_Action item_
Check every line of the data below for the word "выплаты". Copy the ones that have it.

_Data excerpts_
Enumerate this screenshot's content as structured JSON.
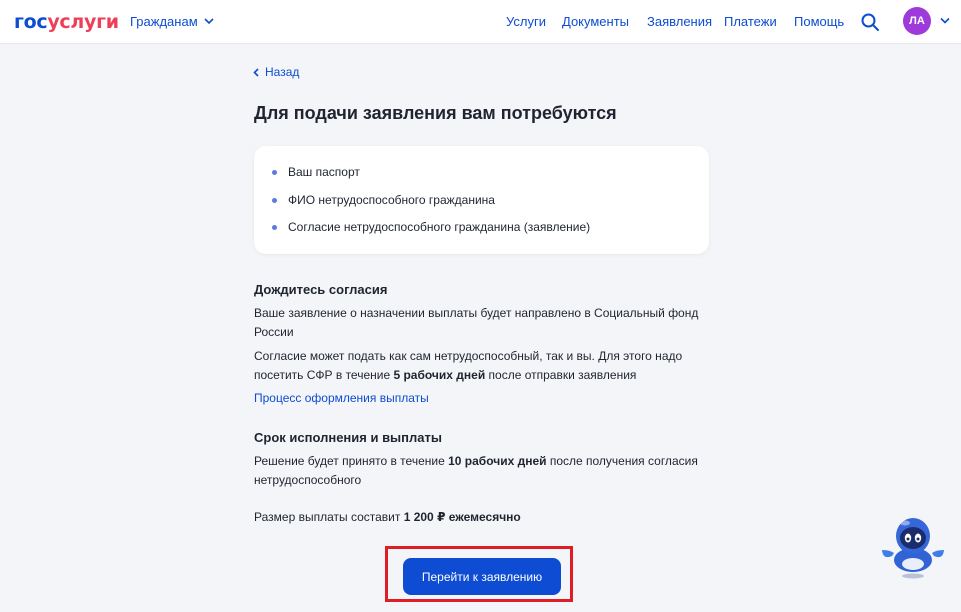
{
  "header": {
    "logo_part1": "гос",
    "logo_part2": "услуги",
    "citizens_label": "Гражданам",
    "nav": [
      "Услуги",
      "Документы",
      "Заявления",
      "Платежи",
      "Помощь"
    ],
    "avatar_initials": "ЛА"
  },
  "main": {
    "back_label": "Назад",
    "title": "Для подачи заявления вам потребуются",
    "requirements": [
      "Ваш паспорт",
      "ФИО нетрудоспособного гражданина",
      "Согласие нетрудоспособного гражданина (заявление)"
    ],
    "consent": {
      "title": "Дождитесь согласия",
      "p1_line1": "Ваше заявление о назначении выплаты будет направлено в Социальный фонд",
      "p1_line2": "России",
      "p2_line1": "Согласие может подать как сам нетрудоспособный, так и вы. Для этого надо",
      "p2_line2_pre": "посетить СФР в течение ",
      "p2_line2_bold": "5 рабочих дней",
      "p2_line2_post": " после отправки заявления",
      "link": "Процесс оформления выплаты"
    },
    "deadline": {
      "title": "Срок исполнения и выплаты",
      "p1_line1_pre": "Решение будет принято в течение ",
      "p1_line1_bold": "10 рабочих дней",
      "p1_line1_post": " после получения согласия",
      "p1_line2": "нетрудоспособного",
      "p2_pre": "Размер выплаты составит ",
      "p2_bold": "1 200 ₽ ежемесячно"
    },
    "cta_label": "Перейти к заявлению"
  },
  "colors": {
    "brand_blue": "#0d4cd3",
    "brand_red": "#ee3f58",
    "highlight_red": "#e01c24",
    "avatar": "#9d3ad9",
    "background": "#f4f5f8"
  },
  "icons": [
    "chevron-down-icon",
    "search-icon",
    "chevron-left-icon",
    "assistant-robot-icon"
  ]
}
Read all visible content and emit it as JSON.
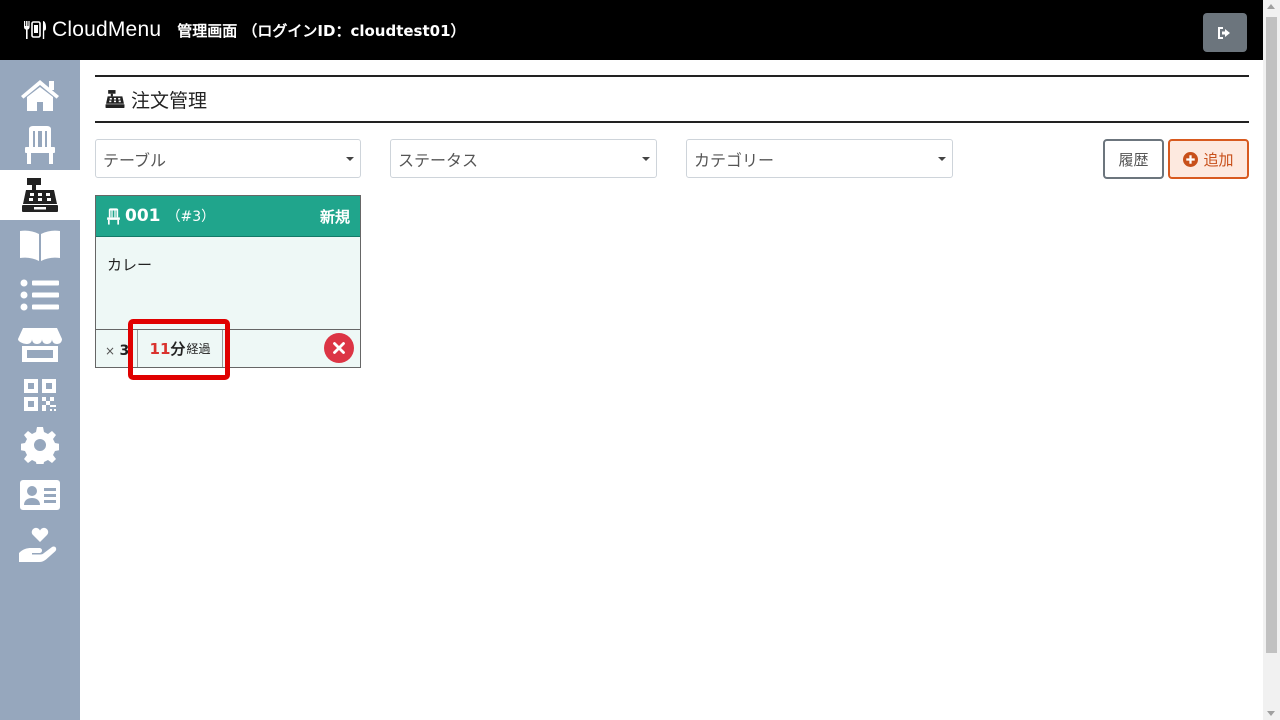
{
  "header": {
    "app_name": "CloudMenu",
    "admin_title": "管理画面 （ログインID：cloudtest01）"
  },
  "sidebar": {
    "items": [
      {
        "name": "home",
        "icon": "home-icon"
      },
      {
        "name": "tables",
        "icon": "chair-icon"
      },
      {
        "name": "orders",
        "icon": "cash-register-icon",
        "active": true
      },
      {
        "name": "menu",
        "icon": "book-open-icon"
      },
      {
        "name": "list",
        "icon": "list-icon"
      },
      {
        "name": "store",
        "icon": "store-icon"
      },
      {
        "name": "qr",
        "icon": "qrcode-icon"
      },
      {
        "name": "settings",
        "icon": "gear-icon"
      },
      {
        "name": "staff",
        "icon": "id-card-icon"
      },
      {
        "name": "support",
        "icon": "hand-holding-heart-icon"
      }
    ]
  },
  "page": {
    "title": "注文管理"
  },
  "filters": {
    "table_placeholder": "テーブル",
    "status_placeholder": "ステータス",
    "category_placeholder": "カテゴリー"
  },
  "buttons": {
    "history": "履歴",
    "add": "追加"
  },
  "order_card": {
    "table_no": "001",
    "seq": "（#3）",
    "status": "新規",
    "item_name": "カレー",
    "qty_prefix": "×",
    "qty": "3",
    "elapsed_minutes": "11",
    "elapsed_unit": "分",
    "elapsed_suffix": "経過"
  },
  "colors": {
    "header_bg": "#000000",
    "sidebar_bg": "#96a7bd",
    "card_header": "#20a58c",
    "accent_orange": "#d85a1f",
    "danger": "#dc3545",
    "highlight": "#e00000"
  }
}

_Solved exercise_
      "p1_line1": "Ваше заявление о назначении выплаты будет направлено в Социальный фонд",
      "link": "Процесс оформления выплаты"
      "title": "Срок исполнения и выплаты",
      "p2_pre": "Размер выплаты составит ",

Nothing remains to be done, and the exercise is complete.